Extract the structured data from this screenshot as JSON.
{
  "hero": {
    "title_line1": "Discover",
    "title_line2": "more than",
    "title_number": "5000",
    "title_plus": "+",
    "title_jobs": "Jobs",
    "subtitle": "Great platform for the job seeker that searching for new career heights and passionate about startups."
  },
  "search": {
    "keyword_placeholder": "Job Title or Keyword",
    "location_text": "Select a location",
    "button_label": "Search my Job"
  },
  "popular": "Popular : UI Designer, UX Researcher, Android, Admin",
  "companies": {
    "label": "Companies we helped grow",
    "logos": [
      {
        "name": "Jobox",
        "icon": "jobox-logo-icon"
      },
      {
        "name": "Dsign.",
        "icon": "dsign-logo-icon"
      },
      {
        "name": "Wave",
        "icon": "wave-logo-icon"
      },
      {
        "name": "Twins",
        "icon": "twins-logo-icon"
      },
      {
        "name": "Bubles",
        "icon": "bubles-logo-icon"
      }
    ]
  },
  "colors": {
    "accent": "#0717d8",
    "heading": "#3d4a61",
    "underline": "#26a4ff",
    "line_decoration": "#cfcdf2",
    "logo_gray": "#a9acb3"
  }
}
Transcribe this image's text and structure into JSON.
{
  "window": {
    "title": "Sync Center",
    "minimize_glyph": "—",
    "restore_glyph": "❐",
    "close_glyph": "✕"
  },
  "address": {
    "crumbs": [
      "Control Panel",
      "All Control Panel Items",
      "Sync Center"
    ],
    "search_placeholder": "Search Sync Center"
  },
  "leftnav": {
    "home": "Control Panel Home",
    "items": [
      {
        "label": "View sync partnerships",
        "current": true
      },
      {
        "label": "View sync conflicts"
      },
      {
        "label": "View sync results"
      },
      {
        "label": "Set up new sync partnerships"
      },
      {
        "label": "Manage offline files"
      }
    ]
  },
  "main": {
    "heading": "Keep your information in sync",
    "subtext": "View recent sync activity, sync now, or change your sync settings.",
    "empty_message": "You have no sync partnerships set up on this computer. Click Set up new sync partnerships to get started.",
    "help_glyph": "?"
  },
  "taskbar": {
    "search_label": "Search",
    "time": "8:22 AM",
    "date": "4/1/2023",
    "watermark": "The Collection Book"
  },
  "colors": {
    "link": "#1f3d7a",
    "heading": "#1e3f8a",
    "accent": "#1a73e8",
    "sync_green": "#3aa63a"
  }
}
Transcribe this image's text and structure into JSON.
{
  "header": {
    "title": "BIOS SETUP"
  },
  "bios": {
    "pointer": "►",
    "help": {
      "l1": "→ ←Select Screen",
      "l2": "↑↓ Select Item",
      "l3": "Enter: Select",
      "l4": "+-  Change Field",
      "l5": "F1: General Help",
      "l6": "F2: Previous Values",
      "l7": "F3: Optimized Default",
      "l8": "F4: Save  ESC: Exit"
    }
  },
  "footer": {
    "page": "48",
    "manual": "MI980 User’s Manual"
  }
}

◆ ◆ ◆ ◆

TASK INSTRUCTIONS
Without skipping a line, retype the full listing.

ANSWER TO THE PROBLEM
Extract the structured data from this screenshot as JSON.
{
  "hero": {
    "title_line1": "Discover",
    "title_line2": "more than",
    "title_number": "5000",
    "title_plus": "+",
    "title_jobs": "Jobs",
    "subtitle": "Great platform for the job seeker that searching for new career heights and passionate about startups."
  },
  "search": {
    "keyword_placeholder": "Job Title or Keyword",
    "location_text": "Select a location",
    "button_label": "Search my Job"
  },
  "popular": "Popular : UI Designer, UX Researcher, Android, Admin",
  "companies": {
    "label": "Companies we helped grow",
    "logos": [
      {
        "name": "Jobox",
        "icon": "jobox-logo-icon"
      },
      {
        "name": "Dsign.",
        "icon": "dsign-logo-icon"
      },
      {
        "name": "Wave",
        "icon": "wave-logo-icon"
      },
      {
        "name": "Twins",
        "icon": "twins-logo-icon"
      },
      {
        "name": "Bubles",
        "icon": "bubles-logo-icon"
      }
    ]
  },
  "colors": {
    "accent": "#0717d8",
    "heading": "#3d4a61",
    "underline": "#26a4ff",
    "line_decoration": "#cfcdf2",
    "logo_gray": "#a9acb3"
  }
}
Transcribe this image's text and structure into JSON.
{
  "window": {
    "title": "Sync Center",
    "minimize_glyph": "—",
    "restore_glyph": "❐",
    "close_glyph": "✕"
  },
  "address": {
    "crumbs": [
      "Control Panel",
      "All Control Panel Items",
      "Sync Center"
    ],
    "search_placeholder": "Search Sync Center"
  },
  "leftnav": {
    "home": "Control Panel Home",
    "items": [
      {
        "label": "View sync partnerships",
        "current": true
      },
      {
        "label": "View sync conflicts"
      },
      {
        "label": "View sync results"
      },
      {
        "label": "Set up new sync partnerships"
      },
      {
        "label": "Manage offline files"
      }
    ]
  },
  "main": {
    "heading": "Keep your information in sync",
    "subtext": "View recent sync activity, sync now, or change your sync settings.",
    "empty_message": "You have no sync partnerships set up on this computer. Click Set up new sync partnerships to get started.",
    "help_glyph": "?"
  },
  "taskbar": {
    "search_label": "Search",
    "time": "8:22 AM",
    "date": "4/1/2023",
    "watermark": "The Collection Book"
  },
  "colors": {
    "link": "#1f3d7a",
    "heading": "#1e3f8a",
    "accent": "#1a73e8",
    "sync_green": "#3aa63a"
  }
}
Transcribe this image's text and structure into JSON.
{
  "header": {
    "title": "BIOS SETUP"
  },
  "bios": {
    "pointer": "►",
    "help": {
      "l1": "→ ←Select Screen",
      "l2": "↑↓ Select Item",
      "l3": "Enter: Select",
      "l4": "+-  Change Field",
      "l5": "F1: General Help",
      "l6": "F2: Previous Values",
      "l7": "F3: Optimized Default",
      "l8": "F4: Save  ESC: Exit"
    }
  },
  "footer": {
    "page": "48",
    "manual": "MI980 User’s Manual"
  }
}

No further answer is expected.